If you are considering joining the training program, I can’t recommend it highly enough. In addition to Tommy’s rich and deep teaching, Debi Adams and Bob Lada also teach in the program every week. Debi and Bob are exceptional teachers, each with a unique style, and each bringing grace, humor, and different ways of finding the right word or touch to illuminate a difficult point. Other Boston area teachers come into the training on an approximately monthly basis, and guest teachers visit from around the country and around the world. In the training program, the principles and skills of the Alexander Technique are taught with an undergirding of Tommy’s deep humanism and compassion. Ideas such as looking for the beauty in each person, always striving to connect with
the person, rather than working with a particular body part or a problem, and looking beyond any restrictions to see and work with the potential, are all wonderful ways to approach the Alexander work – and to bring home.
Rachel teaches Pilates in Cambridge, Brookline, and Boston.
Tommy says, “people come into the training for one reason, and stay for another.” This certainly applies to me. I have acquired greater freedom as a singer, and more subtle tools as a voice teacher, and greater ease in what Ido; what one would expect in extensive work in the Alexander Technique.
The “other reason” has to do with shedding patterns of interference with me being who I am. Is it possible to change, and connect with one’s more authentic self when in their 50’s? Yes. Tommy’s training offers the gifts of patience, deep listening (on all levels; with hands, ears, heart) and acceptance. This is what I will strive to be able to do in my own teaching; to meet people where they are and to offer an open-ended invitation to make choices from a place of support and possibility. We can discover ourselves in these moments of transition, bringing us to know more deeply ourselves, and the people in our lives.
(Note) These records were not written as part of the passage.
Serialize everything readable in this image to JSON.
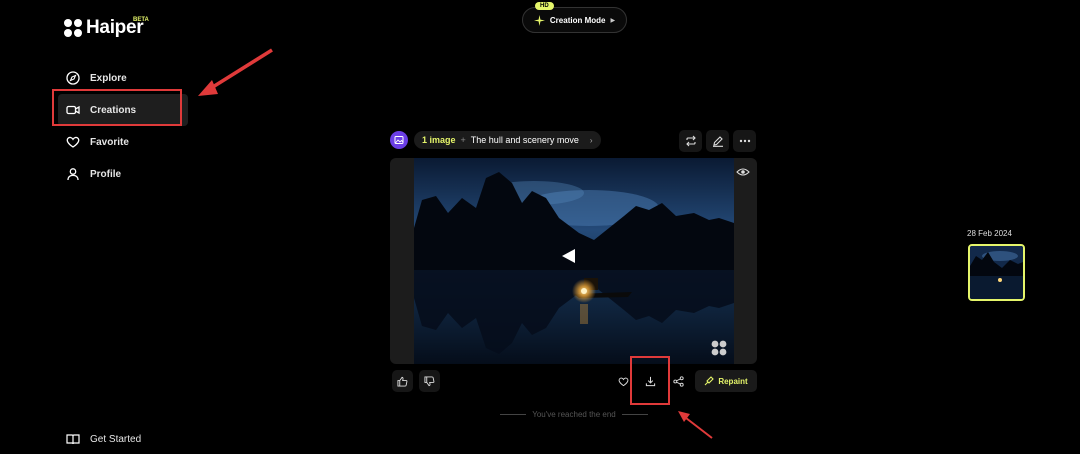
{
  "brand": {
    "name": "Haiper",
    "badge": "BETA"
  },
  "mode": {
    "badge": "HD",
    "label": "Creation Mode"
  },
  "sidebar": {
    "items": [
      {
        "label": "Explore",
        "icon": "compass-icon"
      },
      {
        "label": "Creations",
        "icon": "video-camera-icon",
        "active": true
      },
      {
        "label": "Favorite",
        "icon": "heart-icon"
      },
      {
        "label": "Profile",
        "icon": "user-icon"
      }
    ],
    "footer": {
      "label": "Get Started",
      "icon": "book-icon"
    }
  },
  "creation": {
    "image_count": "1 image",
    "plus": "+",
    "prompt": "The hull and scenery move",
    "repaint_label": "Repaint"
  },
  "end_message": "You've reached the end",
  "timeline": {
    "date": "28 Feb 2024"
  },
  "colors": {
    "accent": "#e5f56a",
    "annotation": "#e03a3a",
    "image_badge": "#6b3ee6"
  }
}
Sara Goldstein Gall
Voice Faculty at The Boston Conservatory
At the outset of my third year of training at the Alexander Technique Center in Cambridge, what I know is both immense and puny. The mystery of the Technique persists yet I have gained some indication that it works despite clumsy application and short experience. Three years, however, is not nearly long enough time to be an able teacher. I am in awe of (and grateful for) the patience and fierce faith of my teachers. My fellow trainees, modest to a fault, possess skills and experience I will never match; without their inspiration I would have despaired long ago, proving what Tommy Thompson has often said, that we are designed to help each other.
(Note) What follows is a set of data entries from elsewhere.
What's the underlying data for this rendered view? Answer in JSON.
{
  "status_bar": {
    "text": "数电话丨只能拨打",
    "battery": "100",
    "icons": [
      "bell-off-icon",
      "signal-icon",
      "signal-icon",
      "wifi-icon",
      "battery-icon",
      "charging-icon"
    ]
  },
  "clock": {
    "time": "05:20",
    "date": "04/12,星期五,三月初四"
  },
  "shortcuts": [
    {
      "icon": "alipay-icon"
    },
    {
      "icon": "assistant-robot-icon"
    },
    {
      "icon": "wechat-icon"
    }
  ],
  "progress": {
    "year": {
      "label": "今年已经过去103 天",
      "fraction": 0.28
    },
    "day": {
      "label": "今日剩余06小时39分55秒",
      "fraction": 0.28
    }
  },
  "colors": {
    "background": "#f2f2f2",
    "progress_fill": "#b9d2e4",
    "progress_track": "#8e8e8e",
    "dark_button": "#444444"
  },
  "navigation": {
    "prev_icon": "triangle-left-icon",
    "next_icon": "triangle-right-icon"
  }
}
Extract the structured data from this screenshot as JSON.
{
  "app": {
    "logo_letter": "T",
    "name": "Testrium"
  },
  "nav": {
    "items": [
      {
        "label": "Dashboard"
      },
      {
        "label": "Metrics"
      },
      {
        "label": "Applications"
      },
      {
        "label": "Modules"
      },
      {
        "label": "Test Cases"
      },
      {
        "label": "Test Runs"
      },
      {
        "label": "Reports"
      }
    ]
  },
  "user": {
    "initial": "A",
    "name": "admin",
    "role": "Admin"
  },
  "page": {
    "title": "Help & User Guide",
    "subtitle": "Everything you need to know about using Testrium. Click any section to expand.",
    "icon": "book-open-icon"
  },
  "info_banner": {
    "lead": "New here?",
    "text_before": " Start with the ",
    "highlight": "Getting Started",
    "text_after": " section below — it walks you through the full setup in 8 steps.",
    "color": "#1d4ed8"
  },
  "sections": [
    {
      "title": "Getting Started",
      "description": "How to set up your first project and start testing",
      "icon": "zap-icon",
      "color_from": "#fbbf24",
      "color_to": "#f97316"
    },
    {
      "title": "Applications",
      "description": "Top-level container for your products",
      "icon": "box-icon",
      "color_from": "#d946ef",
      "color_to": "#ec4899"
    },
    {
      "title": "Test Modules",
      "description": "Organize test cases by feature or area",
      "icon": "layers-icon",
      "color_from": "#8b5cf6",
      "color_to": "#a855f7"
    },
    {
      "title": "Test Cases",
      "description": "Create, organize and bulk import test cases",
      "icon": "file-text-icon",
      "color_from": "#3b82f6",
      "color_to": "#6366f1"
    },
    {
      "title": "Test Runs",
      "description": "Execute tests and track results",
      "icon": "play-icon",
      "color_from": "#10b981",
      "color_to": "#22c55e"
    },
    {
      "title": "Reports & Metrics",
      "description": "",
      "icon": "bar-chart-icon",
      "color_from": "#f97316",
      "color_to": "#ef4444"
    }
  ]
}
Tommy, who has taught the Alexander Technique for over 30 years, brings to his students an inkling of what F.M. Alexander, the founder of the Technique must have had in mind when he titled his first book, Man’s Supreme Inheritance,  though to date, alas, it is an legacy we have largely failed to win as a consequence of humanity’s unthinking dependence on habit.
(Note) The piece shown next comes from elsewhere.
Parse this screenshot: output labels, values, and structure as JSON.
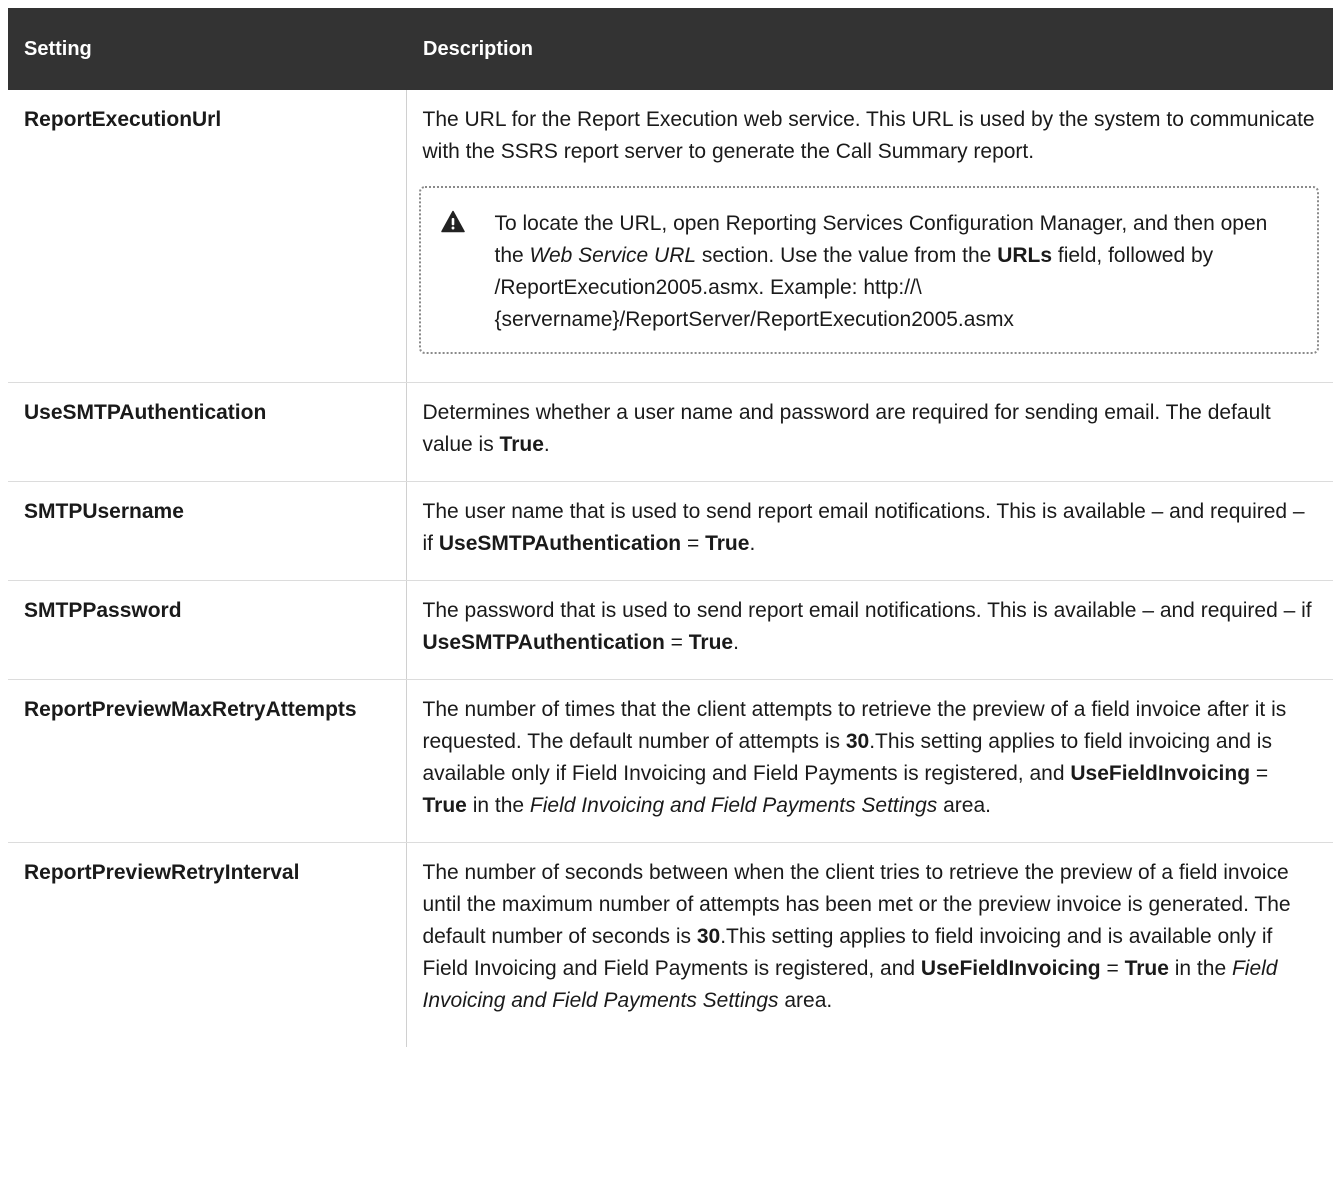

Today I am closer to the better person of my heart than I was yesterday or a year ago and I know that there is so much more available to me than I ever thought. One day I hope to know enough to enable someone to walk across the floor like flowing water.